▸ Required work
Copy out each line of the data that holds the word "screenshot".

▸ Listed records
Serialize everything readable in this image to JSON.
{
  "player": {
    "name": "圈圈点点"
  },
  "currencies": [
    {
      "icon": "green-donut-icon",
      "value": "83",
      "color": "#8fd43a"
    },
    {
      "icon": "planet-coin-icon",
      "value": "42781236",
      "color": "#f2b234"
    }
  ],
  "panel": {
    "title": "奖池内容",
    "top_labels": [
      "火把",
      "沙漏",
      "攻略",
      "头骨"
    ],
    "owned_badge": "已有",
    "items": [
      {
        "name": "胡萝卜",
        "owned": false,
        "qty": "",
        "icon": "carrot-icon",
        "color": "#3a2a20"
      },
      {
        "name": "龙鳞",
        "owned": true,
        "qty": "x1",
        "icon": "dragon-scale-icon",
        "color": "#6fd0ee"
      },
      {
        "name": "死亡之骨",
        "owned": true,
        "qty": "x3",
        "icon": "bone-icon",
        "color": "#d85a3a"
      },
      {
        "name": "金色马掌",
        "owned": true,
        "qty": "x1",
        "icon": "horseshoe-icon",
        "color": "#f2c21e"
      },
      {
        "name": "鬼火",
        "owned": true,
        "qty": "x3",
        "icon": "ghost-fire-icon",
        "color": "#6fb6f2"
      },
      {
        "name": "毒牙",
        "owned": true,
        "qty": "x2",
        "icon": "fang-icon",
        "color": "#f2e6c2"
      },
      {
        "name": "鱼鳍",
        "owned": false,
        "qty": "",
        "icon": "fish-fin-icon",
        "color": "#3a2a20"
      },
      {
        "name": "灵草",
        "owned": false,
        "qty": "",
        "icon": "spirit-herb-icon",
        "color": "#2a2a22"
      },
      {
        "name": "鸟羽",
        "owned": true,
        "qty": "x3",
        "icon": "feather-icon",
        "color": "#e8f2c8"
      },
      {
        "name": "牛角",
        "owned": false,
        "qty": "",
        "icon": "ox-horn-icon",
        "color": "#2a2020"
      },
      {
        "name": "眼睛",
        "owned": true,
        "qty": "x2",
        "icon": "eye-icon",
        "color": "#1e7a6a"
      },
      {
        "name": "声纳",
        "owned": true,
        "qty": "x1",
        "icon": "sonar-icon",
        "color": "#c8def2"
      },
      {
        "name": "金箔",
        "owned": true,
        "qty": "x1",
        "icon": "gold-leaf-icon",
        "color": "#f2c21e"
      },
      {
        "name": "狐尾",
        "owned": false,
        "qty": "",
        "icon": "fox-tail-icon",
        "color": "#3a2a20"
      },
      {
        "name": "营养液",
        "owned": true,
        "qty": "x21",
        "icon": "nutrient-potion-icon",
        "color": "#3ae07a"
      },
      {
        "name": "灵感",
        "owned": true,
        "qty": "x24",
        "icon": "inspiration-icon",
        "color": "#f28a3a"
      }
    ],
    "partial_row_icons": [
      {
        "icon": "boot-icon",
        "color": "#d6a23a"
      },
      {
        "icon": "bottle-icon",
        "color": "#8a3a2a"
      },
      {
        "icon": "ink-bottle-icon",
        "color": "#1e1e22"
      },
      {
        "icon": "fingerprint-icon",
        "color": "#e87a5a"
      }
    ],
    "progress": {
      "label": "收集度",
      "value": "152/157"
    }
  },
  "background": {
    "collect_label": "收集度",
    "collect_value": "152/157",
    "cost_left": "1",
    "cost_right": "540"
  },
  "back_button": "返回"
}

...

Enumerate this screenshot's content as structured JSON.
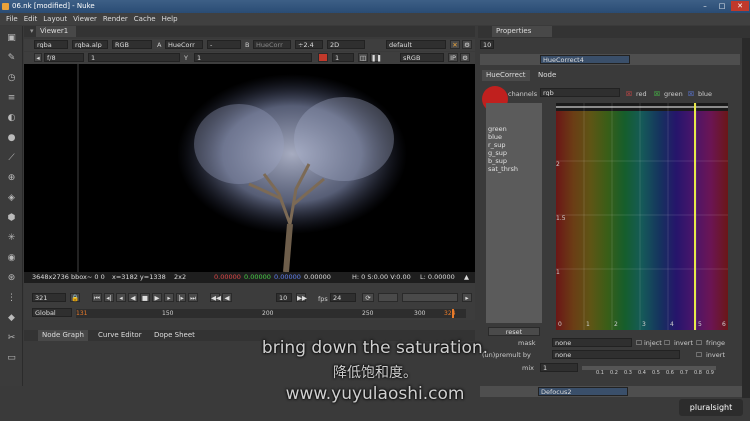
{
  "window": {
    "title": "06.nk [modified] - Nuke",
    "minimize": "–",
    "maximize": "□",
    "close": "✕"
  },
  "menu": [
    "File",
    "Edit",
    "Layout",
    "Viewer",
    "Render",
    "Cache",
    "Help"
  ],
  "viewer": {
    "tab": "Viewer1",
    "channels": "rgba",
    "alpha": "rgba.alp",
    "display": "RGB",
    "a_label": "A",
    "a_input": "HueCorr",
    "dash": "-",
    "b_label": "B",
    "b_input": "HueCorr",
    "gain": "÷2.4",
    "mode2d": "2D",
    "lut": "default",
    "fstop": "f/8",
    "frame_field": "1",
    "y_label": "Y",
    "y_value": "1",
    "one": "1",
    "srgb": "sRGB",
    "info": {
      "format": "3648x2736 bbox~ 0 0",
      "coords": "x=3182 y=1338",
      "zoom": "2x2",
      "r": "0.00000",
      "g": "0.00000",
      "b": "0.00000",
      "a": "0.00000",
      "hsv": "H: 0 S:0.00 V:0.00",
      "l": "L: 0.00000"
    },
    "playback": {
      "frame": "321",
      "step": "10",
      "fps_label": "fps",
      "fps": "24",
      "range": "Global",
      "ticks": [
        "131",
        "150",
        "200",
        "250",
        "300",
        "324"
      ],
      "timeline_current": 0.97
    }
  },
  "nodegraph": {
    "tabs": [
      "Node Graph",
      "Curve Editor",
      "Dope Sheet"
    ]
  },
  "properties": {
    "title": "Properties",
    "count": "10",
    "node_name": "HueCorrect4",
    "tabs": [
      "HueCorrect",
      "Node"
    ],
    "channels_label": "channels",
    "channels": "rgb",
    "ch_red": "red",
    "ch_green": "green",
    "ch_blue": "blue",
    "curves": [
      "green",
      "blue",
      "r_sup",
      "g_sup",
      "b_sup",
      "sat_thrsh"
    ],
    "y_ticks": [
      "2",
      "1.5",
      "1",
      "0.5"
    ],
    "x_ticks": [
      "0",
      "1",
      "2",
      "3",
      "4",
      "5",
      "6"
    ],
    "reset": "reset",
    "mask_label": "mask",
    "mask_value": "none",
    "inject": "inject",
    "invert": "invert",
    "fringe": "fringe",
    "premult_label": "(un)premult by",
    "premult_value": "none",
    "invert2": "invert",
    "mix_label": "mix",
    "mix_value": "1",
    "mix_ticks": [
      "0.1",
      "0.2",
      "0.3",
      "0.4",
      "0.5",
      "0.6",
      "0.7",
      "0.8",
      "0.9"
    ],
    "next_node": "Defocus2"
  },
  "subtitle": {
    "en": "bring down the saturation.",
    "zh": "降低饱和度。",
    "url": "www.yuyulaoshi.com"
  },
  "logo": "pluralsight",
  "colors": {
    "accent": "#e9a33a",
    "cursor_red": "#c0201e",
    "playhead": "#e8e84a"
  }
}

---

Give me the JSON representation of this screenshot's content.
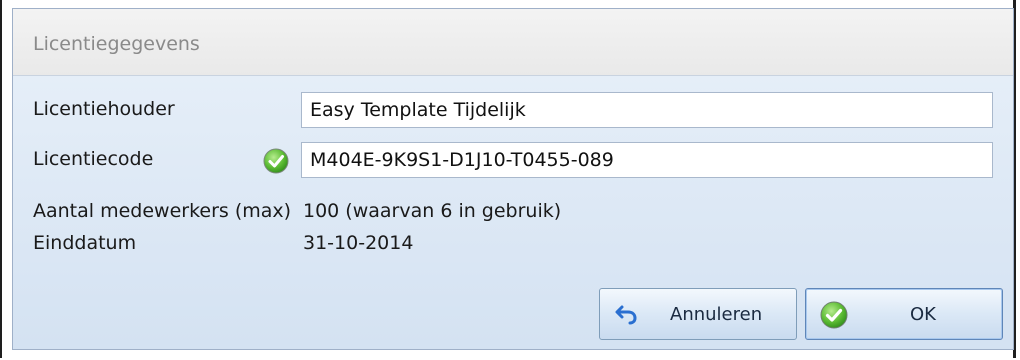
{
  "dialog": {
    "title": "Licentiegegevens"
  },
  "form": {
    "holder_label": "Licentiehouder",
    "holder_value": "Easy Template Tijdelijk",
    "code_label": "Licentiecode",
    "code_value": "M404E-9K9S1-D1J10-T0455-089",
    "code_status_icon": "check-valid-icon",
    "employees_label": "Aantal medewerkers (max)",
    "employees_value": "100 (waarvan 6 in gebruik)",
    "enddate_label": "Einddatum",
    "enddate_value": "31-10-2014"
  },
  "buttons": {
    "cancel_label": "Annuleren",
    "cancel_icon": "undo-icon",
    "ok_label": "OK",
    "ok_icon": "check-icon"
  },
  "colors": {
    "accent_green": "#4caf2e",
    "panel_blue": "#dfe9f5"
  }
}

▸ Result of this task
Enumerate this screenshot's content as structured JSON.
Give me the JSON representation of this screenshot's content.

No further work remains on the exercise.